- Exercise inputs -
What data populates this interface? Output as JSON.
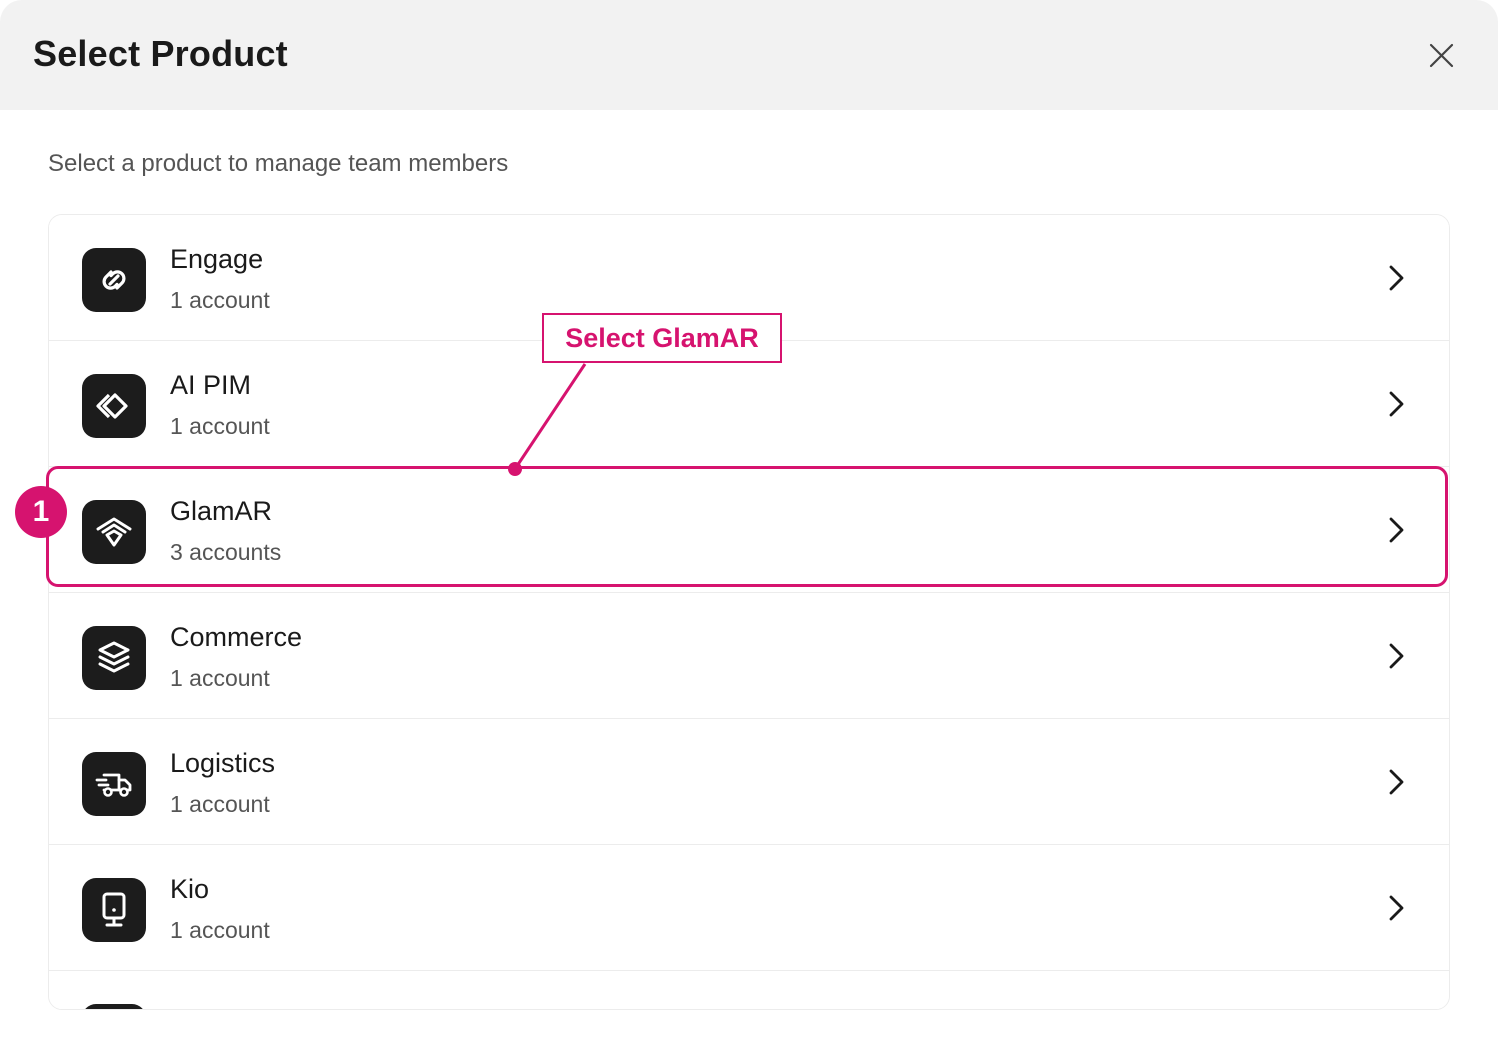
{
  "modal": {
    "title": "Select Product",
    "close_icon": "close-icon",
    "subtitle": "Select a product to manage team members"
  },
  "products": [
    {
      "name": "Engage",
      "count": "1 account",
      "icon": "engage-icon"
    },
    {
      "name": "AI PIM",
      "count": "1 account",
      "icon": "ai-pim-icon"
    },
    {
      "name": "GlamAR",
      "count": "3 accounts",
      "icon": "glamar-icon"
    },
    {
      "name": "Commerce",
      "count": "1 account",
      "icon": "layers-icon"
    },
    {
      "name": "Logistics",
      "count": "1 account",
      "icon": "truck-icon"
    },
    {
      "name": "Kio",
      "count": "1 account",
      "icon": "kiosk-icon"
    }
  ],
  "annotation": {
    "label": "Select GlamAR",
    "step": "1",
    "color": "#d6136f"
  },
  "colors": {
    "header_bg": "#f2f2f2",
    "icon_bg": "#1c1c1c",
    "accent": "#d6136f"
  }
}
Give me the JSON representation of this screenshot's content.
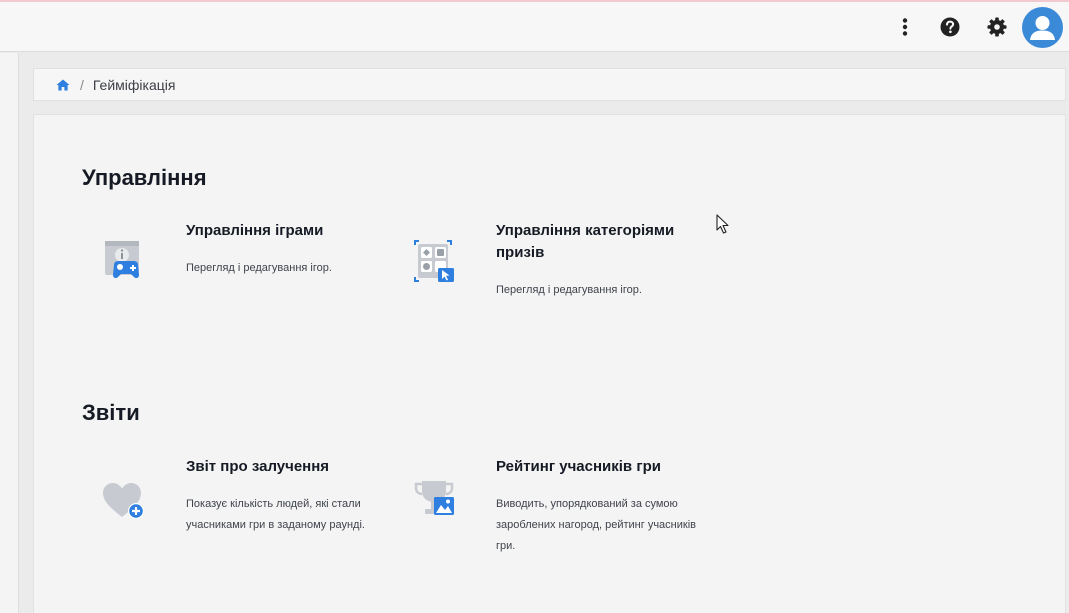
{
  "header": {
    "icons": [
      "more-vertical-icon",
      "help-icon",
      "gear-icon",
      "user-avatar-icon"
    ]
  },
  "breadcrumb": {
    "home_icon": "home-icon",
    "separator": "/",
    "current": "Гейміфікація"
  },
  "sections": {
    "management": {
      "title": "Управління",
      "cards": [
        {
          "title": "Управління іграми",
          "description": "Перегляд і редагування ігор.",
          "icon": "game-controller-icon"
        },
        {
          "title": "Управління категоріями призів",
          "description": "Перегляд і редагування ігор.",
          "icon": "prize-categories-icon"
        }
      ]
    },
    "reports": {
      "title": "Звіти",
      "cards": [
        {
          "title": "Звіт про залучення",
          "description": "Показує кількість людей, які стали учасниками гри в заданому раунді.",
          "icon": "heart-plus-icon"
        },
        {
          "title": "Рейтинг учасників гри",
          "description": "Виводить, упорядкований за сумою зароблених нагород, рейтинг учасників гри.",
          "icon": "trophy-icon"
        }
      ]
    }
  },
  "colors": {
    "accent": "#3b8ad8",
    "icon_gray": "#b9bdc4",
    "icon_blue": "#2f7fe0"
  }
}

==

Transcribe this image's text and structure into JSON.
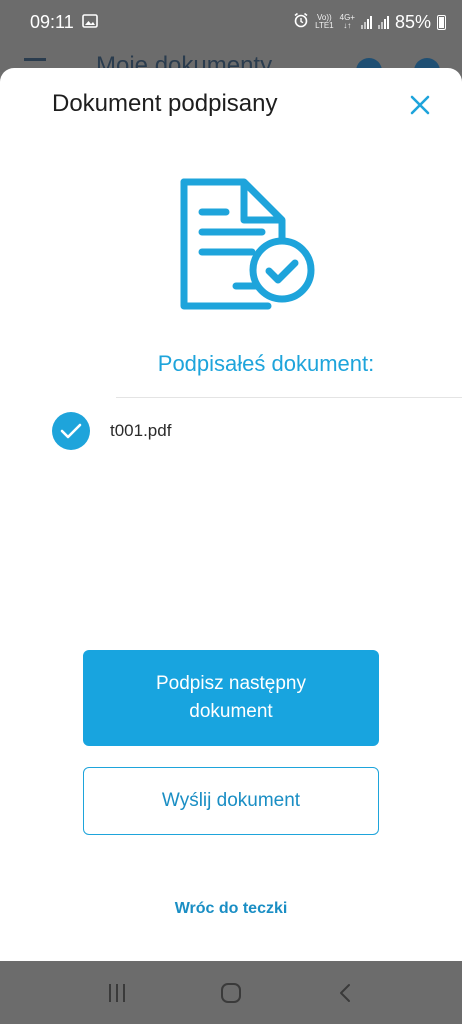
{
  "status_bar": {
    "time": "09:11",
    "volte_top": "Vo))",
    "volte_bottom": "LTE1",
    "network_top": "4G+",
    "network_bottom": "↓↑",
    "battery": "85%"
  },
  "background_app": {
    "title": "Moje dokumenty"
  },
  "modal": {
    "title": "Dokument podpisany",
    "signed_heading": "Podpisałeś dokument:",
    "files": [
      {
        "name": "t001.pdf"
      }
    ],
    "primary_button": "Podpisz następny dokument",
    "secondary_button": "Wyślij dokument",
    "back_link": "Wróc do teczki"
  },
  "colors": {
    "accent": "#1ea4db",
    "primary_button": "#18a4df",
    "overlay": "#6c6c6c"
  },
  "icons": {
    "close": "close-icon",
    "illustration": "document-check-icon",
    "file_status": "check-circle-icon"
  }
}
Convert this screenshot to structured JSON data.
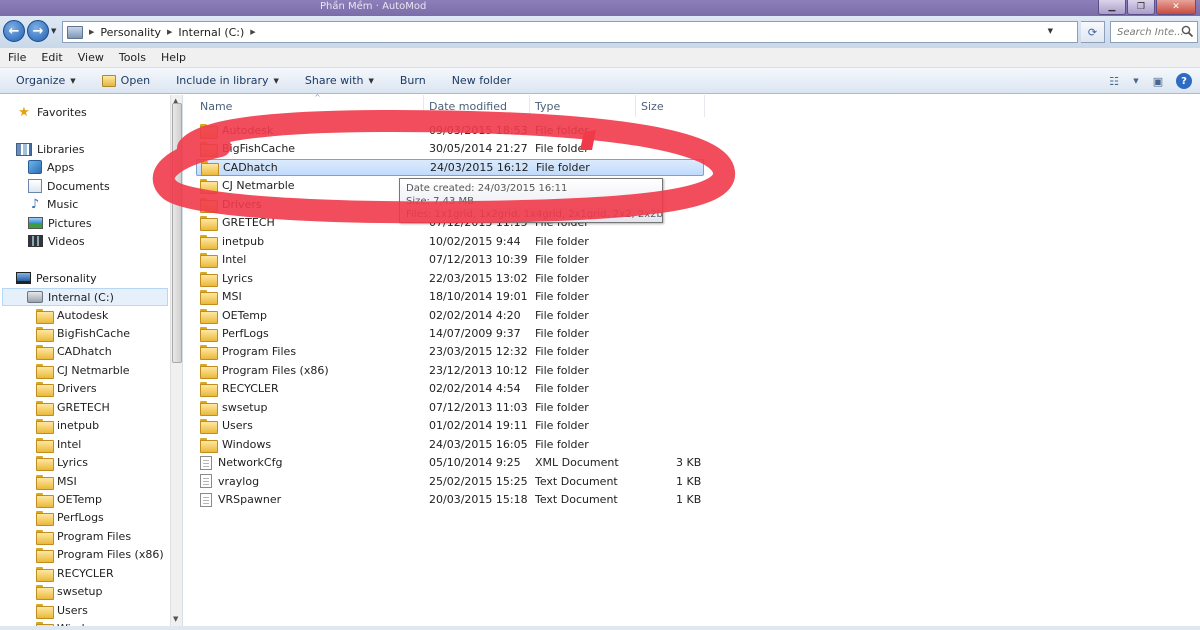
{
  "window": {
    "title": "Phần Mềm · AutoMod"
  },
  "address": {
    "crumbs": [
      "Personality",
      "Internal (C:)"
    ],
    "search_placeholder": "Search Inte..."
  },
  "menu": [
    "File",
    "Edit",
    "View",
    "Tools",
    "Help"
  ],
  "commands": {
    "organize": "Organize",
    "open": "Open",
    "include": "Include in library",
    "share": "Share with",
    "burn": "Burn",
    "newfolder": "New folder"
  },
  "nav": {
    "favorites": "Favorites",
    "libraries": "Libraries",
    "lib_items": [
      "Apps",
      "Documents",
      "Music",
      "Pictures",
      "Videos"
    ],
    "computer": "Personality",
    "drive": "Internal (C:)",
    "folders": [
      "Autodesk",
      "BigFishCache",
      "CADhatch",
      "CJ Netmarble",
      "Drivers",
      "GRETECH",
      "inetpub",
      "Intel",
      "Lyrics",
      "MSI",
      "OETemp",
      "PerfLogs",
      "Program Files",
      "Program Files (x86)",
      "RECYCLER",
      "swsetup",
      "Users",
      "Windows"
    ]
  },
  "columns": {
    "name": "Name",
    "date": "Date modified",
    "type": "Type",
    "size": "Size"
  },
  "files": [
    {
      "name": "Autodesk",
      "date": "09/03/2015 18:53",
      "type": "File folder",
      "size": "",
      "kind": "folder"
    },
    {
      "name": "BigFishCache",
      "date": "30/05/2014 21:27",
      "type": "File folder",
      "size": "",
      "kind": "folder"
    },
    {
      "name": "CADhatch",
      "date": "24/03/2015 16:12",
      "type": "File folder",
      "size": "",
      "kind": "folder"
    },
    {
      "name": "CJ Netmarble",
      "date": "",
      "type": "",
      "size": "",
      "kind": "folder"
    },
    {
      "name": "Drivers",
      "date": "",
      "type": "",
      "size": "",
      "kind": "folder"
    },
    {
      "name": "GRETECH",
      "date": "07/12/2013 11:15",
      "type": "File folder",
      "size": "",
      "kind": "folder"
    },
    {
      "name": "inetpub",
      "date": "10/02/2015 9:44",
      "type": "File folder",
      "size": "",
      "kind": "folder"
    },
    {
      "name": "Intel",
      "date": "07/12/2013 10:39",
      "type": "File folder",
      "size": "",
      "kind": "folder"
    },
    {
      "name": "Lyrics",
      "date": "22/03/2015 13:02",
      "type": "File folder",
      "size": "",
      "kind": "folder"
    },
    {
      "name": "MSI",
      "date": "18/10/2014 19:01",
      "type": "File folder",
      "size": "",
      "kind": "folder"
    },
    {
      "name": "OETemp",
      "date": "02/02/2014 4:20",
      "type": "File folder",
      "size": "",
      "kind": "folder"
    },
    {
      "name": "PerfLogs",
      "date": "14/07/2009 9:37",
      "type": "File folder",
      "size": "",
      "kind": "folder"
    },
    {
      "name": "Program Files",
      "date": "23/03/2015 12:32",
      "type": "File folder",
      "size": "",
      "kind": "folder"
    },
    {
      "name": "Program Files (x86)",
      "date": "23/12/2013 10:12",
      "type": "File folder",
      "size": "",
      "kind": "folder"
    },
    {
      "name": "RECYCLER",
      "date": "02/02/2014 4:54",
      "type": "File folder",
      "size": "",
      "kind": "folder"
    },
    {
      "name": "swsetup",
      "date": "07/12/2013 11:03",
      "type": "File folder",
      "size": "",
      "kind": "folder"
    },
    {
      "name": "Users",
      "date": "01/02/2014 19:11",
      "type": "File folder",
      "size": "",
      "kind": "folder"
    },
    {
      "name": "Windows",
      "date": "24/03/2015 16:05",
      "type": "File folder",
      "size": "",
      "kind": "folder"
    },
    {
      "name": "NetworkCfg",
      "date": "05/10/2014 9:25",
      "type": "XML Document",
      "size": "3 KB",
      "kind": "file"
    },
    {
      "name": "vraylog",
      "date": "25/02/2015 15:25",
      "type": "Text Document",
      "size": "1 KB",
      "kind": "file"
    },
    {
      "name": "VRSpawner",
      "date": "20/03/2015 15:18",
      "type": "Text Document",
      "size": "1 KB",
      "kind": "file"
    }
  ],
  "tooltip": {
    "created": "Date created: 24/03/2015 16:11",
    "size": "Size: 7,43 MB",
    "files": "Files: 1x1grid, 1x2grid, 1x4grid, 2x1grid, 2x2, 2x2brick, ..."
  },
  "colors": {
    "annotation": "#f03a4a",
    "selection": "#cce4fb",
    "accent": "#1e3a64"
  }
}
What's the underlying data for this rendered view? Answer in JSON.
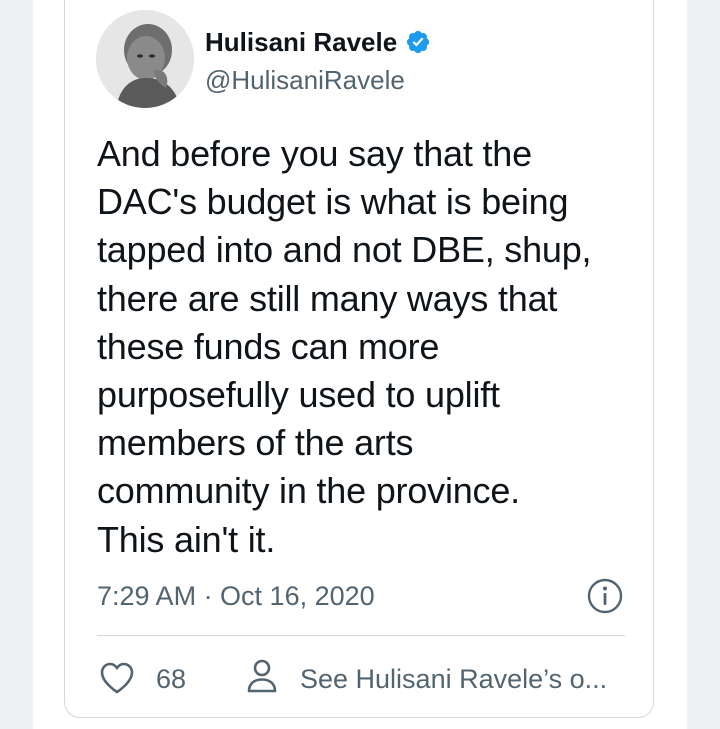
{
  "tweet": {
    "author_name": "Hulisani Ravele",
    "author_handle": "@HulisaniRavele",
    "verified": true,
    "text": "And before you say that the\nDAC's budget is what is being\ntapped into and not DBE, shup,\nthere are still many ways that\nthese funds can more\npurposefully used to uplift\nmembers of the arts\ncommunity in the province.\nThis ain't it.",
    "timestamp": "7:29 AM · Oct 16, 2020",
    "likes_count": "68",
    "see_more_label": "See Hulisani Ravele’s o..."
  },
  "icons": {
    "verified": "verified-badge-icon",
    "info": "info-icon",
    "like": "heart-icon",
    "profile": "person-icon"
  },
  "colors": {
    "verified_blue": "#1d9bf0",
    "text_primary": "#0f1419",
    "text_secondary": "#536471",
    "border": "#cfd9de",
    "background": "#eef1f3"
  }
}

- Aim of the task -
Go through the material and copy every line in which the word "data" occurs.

- Output for this exercise -
What data populates this interface? Output as JSON.
Convert this screenshot to structured JSON data.
What's the underlying data for this rendered view? Answer in JSON.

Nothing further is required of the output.